The SNP has not built any of the planned replacement ferries announced in its 2012 ferries strategy and, since it came to power, the average lifespan of these lifeline vessels has soared from 17 to 24 years. Does my hon. Friend agree that the Scottish Government need to address this as a matter of urgency?
My hon. Friend is absolutely right. Not only are the two overbudget ferries languishing in the yard, but the head of CalMac’s engineering division has revealed that the existing vessels could fail at any time. At the weekend, he said that there are no spare ferries, so stand-ins are deployed from other services when one goes out of action, and that has a knock-on effect on other routes.

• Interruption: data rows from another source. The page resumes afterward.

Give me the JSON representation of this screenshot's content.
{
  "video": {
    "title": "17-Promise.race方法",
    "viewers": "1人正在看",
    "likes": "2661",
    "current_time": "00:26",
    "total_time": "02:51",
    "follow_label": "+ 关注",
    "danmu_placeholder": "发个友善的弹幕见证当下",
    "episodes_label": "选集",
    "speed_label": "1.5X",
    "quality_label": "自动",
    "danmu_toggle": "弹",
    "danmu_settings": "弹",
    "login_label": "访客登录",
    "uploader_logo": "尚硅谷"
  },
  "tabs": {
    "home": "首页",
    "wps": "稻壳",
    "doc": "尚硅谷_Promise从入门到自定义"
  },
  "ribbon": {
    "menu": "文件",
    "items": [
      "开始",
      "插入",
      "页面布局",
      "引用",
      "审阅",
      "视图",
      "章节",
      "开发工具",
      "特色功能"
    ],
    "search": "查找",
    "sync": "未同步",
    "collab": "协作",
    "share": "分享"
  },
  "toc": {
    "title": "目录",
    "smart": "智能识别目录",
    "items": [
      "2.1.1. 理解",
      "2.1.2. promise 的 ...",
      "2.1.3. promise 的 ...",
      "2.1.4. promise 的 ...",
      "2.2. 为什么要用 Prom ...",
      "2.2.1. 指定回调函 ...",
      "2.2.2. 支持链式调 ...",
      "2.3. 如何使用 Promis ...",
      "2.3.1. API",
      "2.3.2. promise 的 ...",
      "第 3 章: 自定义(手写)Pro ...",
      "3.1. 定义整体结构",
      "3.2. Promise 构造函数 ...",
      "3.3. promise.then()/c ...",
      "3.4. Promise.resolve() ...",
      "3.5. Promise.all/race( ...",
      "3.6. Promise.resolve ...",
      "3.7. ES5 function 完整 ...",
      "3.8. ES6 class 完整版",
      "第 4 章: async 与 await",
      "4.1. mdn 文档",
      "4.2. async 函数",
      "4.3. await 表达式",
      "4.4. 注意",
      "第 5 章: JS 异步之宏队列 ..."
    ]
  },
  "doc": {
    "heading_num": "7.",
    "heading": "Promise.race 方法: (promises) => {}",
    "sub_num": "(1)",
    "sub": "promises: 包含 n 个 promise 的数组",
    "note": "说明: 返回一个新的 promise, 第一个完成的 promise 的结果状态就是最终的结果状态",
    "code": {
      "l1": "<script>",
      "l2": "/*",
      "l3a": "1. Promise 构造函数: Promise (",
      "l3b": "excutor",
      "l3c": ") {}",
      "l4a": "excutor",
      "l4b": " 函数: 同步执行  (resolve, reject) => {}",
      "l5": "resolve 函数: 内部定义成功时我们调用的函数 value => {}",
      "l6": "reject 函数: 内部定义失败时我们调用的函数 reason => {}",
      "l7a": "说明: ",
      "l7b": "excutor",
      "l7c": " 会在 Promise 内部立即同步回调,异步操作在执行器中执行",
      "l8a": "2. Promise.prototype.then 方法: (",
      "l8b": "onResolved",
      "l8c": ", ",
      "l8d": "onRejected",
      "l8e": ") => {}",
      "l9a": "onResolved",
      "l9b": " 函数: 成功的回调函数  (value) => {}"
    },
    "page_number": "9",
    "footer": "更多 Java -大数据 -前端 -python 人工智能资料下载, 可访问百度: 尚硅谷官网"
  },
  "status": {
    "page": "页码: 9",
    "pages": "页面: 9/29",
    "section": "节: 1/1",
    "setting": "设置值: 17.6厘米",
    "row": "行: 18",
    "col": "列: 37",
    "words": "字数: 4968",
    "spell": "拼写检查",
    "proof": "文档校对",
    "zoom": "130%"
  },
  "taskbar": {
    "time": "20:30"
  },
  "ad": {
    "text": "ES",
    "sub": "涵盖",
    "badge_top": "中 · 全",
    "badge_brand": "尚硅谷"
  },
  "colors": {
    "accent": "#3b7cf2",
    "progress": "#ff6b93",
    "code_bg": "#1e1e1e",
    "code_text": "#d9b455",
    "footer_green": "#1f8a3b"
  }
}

The ships are so basic
“we do not have time to do deep maintenance.”
It was reported that more than a third of CalMac’s fleet is beyond its 30-year design life, making breakdowns more likely. These are the issues on which the Scottish Government should be concentrating, rather than an unnecessary and unwanted rerun of the independence referendum.
Does the Minister agree with the Minister for the Armed Forces, who went on the record last week to confirm that the record of warship building in Scotland is based on engineering excellence, outstanding quality and the role of higher education in defence manufacturing in Scotland? It is not charity or any kind of gesture politics; it is about skill and ability.
Scotland has a long and proud history of shipbuilding. What I can say to the hon. Gentleman is that the biggest threat to future orders is his party’s plan to break up the United Kingdom.
I come from a shipbuilding community and I saw the decline of shipbuilding on the Clyde, but my constituents in Edinburgh West are concerned about building up our industries and creating jobs. Does the Minister agree that moves to improve shipbuilding are far more important than money wasted on vanity projects, ferries that do not work and a referendum that the majority of people in Scotland do not want—[Interruption.]
Order. I want to hear the question. If Members do not want to hear it—[Interruption.] I would not challenge me.
Unfortunately, in Scotland we are used to the SNP shouting down people with whom it does not agree.
Does the Minister agree that the people of Scotland would be far better served by addressing these problems, assisting the UK Government in rebuilding our shipbuilding industry and helping constituents such as mine in Edinburgh West, rather than by wasting £20 million on a referendum on an issue we do not want to discuss again?
Come on, Minister. We have only half an hour. We cannot use it all on one question.
I completely agree with the hon. Lady. Our shipbuilding strategy gives a long-term vision and yards in Scotland and the supply chain confidence to make the investments and deliver the ships, whether for military or civilian use, that we want.